Governor Perdue appears to have exceeded the scope of her authority when she signed the Gaming Compact that expanded current gaming options for the Eastern Band of Cherokee Indians. Live table games were not permitted at the time the Governor entered into the compact. The proper procedure requires the state law to be expanded to encompass live table games before the Governor negotiates and enters a gaming compact. When the live table Gaming Compact was both signed and amended, it was contrary to state law. Live table gaming should have been legalized first by the North Carolina General Assembly, only then would a gaming compact containing such provisions be valid in North Carolina. Reversing the proper sequence of events by negotiating and signing the Gaming Compact before table games were legalized undermines the legal integrity of the compact and provides fodder for those wishing to challenge the integrity of the Gaming Compact.

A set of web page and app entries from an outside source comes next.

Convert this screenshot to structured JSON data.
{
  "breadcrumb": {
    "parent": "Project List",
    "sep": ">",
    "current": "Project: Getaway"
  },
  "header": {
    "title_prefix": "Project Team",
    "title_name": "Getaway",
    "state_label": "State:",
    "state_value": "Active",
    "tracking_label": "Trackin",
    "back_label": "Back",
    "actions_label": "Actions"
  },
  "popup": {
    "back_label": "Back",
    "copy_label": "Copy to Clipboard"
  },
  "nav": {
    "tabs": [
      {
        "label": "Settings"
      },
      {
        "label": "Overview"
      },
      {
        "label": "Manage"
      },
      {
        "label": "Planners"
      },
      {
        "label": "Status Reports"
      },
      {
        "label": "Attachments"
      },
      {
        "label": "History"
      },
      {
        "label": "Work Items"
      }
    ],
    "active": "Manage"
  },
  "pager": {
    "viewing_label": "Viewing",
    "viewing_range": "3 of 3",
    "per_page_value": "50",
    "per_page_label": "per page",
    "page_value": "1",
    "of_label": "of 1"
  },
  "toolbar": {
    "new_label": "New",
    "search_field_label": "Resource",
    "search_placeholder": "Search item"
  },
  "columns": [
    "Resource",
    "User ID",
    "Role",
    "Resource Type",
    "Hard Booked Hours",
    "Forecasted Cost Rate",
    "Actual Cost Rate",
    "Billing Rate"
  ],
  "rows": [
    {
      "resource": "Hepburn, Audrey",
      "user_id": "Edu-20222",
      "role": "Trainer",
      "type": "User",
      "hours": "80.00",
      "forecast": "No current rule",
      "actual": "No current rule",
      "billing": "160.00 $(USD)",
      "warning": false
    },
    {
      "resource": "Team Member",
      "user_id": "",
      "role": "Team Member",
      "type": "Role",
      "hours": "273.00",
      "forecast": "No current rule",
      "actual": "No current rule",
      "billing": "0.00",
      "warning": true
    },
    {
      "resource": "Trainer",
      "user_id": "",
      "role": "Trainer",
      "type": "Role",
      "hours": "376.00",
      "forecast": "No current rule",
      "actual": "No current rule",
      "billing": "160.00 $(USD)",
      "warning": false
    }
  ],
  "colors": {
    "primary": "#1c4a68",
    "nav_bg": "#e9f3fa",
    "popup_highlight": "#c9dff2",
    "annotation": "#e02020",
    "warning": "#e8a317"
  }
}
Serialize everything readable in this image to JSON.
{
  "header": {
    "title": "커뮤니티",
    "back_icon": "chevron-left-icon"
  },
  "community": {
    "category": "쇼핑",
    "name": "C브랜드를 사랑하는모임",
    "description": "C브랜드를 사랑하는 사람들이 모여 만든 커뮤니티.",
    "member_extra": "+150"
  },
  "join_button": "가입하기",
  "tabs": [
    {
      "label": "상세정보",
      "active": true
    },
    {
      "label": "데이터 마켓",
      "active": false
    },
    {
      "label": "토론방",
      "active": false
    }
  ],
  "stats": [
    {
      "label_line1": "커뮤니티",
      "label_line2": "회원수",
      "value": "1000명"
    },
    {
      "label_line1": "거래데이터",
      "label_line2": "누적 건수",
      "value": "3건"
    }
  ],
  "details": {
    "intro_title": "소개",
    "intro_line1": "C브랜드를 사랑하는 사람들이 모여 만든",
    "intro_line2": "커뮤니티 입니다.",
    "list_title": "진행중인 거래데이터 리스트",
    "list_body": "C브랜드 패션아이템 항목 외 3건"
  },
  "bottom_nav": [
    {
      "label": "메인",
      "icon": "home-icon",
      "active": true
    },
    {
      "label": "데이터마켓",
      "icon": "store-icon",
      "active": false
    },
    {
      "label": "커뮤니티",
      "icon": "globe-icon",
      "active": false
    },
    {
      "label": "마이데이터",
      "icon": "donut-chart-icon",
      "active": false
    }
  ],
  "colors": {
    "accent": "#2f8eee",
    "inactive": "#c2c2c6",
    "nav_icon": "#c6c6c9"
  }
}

For more information, please contact Jeanette Doran, executive director at NC Institute for Constitutional Law, 919-838-5313 or email@example.com.